What else does not count: becoming so engrossed in watching the Women’s March speeches by Madonna, Angela Davis, America Ferrara, Ashley Judd and Gloria Steinem that you burn cranberry sauce on the stove, resulting in a pot that is completely charred and unusable, an apartment filled with sweet-smelling fumes and a beeping smoke detector.
(Angela Davis (in stentorian tones): Those who still defend the supremacy of white male hetero-patriarchy had better watch out.
Would-be Activist (in a choking, coughing whisper): What is that delightfully sweet, smoky smell? )
I find myself mistaking obsessive news-tracking, unceasing shock and outrage, and grousing to my intimates for change-making. The activism journal gives me a clearer view of what I’m actually doing.
On that note, below are some guides to action. Hint: choose just one and stick with it.
1. https://www.indivisibleguide.com/ (Yes, again! Just to keep it in the list with the others.)
And here is an explanation of the Indivisible Guide by Rachel Maddow, followed by an interview with one of its authors:
- Black activists have launched a resistance manual on fighting back during the Trump era. Activists including DeRay McKesson, Johnetta Elzie, Samuel Sinyangwe and Brittany Packnett have launched the Resistance Manual, an open-source platform which houses resources people can use to “resist the impact of a Trump presidency and to continue to make progress in our communities.”3. https://www.womensmarch.com – sign up for emails every ten days that give you a task to do. This will last for the first 100 days.
(Sorry to circulate this somewhat tardily.)
Thank you, Paul.
Thank you, Dave.
(Slightly dated, as it urges people to attend the 21 January marches, but still.)
Thank you, Michael Moore.
I don’t remember who sent this.
Thank you, Linda.
- This article contains many links to manuals on and guides to nonviolent resistance (including in graphic and children’s book form), plus the astounding scholar-backed tidbit that it takes the sustained involvement in nonviolent resistance of a mere 3.5% of a nation’s population to topple a repressive regime:https://www.theguardian.com/commentisfree/2017/feb/01/worried-american-democracy-study-activist-techniques
And finally, remember to laugh.

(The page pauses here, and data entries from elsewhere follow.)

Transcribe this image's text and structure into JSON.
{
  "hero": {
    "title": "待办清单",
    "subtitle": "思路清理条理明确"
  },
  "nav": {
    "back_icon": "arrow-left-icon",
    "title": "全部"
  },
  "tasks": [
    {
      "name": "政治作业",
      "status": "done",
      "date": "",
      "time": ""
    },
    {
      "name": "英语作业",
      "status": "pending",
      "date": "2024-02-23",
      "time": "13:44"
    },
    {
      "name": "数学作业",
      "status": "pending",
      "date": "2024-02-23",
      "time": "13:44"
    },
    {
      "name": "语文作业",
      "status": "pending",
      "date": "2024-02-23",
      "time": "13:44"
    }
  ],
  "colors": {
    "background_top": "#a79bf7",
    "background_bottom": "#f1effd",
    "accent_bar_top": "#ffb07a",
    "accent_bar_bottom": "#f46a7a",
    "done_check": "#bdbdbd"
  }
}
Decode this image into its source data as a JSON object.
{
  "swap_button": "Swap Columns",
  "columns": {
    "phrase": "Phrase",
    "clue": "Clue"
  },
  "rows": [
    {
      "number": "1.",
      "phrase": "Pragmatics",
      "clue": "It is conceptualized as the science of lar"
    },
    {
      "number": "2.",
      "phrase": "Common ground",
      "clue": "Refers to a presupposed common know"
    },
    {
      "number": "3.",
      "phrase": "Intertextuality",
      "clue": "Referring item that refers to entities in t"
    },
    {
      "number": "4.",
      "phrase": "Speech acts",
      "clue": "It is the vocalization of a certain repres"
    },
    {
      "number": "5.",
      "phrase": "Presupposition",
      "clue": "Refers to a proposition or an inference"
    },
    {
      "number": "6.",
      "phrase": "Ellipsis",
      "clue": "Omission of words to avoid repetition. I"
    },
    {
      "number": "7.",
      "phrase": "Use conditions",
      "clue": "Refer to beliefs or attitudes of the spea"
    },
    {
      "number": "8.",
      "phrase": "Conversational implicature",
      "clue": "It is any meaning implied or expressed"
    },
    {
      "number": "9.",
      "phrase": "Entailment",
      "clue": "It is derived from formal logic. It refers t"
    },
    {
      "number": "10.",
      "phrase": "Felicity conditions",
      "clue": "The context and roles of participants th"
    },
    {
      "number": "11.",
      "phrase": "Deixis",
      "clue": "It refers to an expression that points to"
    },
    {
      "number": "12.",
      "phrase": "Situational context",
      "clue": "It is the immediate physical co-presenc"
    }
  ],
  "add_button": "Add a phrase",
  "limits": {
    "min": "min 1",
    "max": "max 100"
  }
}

1. Scientist names moth after Trump. But never fear, Obama still has more animals named after him than any other President, including noted conservationist Teddy Roosevelt.
“[According to a paper in a zoology journal] [t]he name… was inspired by the centimeter-wide moth’s head, which is “[s]caled with light-yellow frons,” and has “scales on the vertex converging towards middle, often with darker tips.”
“The new species is named in honor of Donald J. Trump, to be installed as the 45th President of the United States on January 20, 2017,” the paper notes later.
“The reason for this choice of name is to bring wider public attention to the need to continue protecting fragile habitats in the US that still contain many undescribed species. The specific epithet is selected because of the resemblance of the scales on the frons (head) of the moth to Mr. Trump’s hairstyle.”
- And see this link, which someone entitled:
“Look who is with us.” Hint: her first name is Eleanor.https://twitter.com/mmflint/status/823697305056460800
Thank you, Amy!
* (For those too young to remember the phrase, follow this link: